But on the other hand, because kale contains such high quantities of both it doesn’t suffer as badly as many other veggies.
It still loses a lot, don’t get me wrong, but it remains highly nutritious even after cooking!
Don’t hesitate to cook kale for your flock if that will encourage them to eat it…
Is Kale Still Safe for Chicks?
Yes, it is. But there are a few things to know before you offer it to them.
Kale is just as healthy for chicks to eat as it is for adult birds, but be aware that their digestive systems are more delicate and may not handle new foods well, even wholesome ones like kale.
Plus, due to the tough texture of kale, it can be difficult for them to actually tear off a bite and swallow it.
For these reasons, you should offer very small pieces or shred your kale before feeding it to them, and ideally wait until they are about 6 weeks old before you let them try it.
Don’t worry; your chicks will do just fine with starter feed until they reach true adolescence.

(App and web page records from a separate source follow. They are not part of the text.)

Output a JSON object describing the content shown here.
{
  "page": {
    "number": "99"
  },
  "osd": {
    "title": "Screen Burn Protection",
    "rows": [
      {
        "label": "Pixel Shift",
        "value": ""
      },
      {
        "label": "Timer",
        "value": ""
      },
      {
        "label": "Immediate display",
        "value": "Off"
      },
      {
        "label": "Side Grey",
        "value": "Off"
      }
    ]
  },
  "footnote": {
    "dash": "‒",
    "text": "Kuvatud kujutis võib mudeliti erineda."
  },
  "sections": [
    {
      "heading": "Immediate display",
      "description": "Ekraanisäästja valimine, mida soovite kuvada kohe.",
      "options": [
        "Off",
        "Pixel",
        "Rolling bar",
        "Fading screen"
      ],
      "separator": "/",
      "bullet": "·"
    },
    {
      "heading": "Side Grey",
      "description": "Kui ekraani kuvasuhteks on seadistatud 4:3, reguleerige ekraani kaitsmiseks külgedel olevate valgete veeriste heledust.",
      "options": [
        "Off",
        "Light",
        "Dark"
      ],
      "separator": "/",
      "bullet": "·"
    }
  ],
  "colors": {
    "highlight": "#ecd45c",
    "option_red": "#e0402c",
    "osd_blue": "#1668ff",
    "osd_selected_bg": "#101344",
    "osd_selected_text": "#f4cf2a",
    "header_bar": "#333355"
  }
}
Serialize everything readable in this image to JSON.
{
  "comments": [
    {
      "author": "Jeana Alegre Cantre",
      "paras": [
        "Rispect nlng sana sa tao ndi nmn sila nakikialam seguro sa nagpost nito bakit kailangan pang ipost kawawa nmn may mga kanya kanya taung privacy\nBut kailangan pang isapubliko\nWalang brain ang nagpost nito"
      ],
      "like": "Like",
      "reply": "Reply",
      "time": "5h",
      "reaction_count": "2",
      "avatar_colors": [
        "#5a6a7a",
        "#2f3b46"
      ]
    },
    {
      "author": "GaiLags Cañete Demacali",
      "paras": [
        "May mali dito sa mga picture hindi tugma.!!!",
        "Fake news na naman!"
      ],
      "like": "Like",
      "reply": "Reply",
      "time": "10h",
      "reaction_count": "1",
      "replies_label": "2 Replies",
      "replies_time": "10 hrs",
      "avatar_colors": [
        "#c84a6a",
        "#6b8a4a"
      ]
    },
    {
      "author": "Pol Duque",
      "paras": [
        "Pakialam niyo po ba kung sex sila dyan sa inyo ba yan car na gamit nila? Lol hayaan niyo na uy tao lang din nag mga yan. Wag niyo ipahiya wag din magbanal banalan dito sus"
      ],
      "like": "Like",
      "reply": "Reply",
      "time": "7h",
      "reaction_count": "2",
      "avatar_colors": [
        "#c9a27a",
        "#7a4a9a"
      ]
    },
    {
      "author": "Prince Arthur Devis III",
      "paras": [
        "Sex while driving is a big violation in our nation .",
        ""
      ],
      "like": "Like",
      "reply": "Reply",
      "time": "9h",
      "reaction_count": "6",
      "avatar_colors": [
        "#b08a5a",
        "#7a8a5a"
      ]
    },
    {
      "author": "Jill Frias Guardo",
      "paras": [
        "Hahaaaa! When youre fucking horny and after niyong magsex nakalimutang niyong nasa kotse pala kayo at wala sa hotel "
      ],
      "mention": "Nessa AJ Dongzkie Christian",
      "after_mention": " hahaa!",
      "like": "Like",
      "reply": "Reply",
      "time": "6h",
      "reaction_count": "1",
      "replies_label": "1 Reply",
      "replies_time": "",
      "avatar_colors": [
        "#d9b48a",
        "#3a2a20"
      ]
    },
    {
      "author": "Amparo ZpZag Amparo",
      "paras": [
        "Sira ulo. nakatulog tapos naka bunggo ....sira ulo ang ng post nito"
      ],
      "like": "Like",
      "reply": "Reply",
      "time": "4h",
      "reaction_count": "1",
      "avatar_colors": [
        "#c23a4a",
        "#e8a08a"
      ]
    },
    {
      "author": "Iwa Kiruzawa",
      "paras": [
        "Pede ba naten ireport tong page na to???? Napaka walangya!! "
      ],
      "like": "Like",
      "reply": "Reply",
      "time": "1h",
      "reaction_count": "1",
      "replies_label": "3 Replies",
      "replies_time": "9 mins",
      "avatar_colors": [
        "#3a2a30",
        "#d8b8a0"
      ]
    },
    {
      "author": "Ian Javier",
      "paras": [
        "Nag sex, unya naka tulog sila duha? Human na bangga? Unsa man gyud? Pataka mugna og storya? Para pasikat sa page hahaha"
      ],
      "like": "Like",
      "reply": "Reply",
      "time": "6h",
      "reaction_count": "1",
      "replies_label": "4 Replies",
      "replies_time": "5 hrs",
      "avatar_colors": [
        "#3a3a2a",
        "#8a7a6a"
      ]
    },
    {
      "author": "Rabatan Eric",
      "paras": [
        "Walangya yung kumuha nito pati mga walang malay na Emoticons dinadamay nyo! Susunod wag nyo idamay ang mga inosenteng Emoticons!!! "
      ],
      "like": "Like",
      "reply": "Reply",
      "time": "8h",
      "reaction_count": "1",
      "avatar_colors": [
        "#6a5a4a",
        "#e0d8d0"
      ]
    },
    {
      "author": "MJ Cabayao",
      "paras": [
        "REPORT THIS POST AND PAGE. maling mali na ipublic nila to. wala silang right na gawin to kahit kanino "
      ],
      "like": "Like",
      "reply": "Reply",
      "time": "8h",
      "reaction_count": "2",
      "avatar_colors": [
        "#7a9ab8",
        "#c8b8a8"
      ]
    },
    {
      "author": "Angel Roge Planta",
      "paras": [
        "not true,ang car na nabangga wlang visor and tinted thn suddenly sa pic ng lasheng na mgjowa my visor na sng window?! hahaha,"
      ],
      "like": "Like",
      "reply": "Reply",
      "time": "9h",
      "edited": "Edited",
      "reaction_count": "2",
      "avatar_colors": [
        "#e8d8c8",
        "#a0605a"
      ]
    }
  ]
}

How Frequently Can Kale be Fed to Chickens?
Kale, as amazingly healthy and nutritious as it is, is not fit to be the primary part of your birds’ diet. Kale should be a supplement to their diet, instead.
You can feed it to your chickens once or twice a week, and they should be able to get the nutrients they need from it…
As good as it is, kale is not nutritionally complete and is notably lacking in protein and other macronutrients chickens need to thrive, so don’t get any ideas of making your chickens involuntarily vegan and having them live on kale alone!
What’s the Best Way to Serve Kale to Your Flock?
Kale can be served raw or cooked, as described above. If you are serving it to them raw, you can let the flock pick on stalks of whole kale if they can handle tearing off their own pieces.
If not, simply chop it up or shred it before scattering it or handing it over in bowls or on trays.
If you do decide to cook it, be sure to squeeze out as much moisture as you can and then let it cool before offering it to your flock.
Alternatively, you can add cooked kale to other foods your chickens like, even their usual feed.
Try to Only Feed Kale to Chickens if it is Pesticide Free
There is one major drawback to know about with kale. Actually, it applies to really any veggie you might buy from the grocery.
I am referring to the presence of pesticides that are likely to be sprayed on them during their growth.
Though necessary to protect commercial crops from insect predation, there is a mounting body of evidence that these chemicals, while nominally safe, are dangerous to birds, and can cause damage to their organs as they accumulate in their bodies over time.
Washing or soaking kale, or removing the outermost leaves, is not enough to rid the vegetable of these toxic residues.
For this reason, if you are going to give store-bought kale to your chickens make sure it’s certified organic and grown without the use of any chemical pesticides or fertilizers.
This way, you can ensure that your flock stays safe and healthy, and enjoys all the fantastic benefits without concern.
Kale Is Safe, But Only Safe By Itself: No People Food!
As you might have guessed, people have endeavored to make kale more palatable by adding all sorts of ingredients to it, or else incorporating the kale with other foods.
Sometimes, the results are pretty good, but unfortunately, most things people enjoy are not healthy options for your chickens: sugar, salt, dressings, fats, oil, butter, etc.
These ingredients, even in small doses, are very bad for chickens, and can cause them to become sick or worse if consumed.
So, stick to plain kale only. No need to get fancy here if you care about your birds!
Don’t Leave Kale Scraps Around the Run or Coop
One last thing to know about giving kale to your flock: remember to pick up any leftover scraps when they are done eating.
Kale is highly prone to rotting quickly, so leaving it around the run or coop can lead to the spread of bacteria and diseases that can be harmful or even deadly for your chickens.
Tim is a farm boy with vast experience on homesteads, and with survival and prepping. He lives a self-reliant lifestyle along with his aging mother in a quiet and very conservative little town in Ohio. He teaches folks about security, prepping and self-sufficiency not just through his witty writing, but also in person.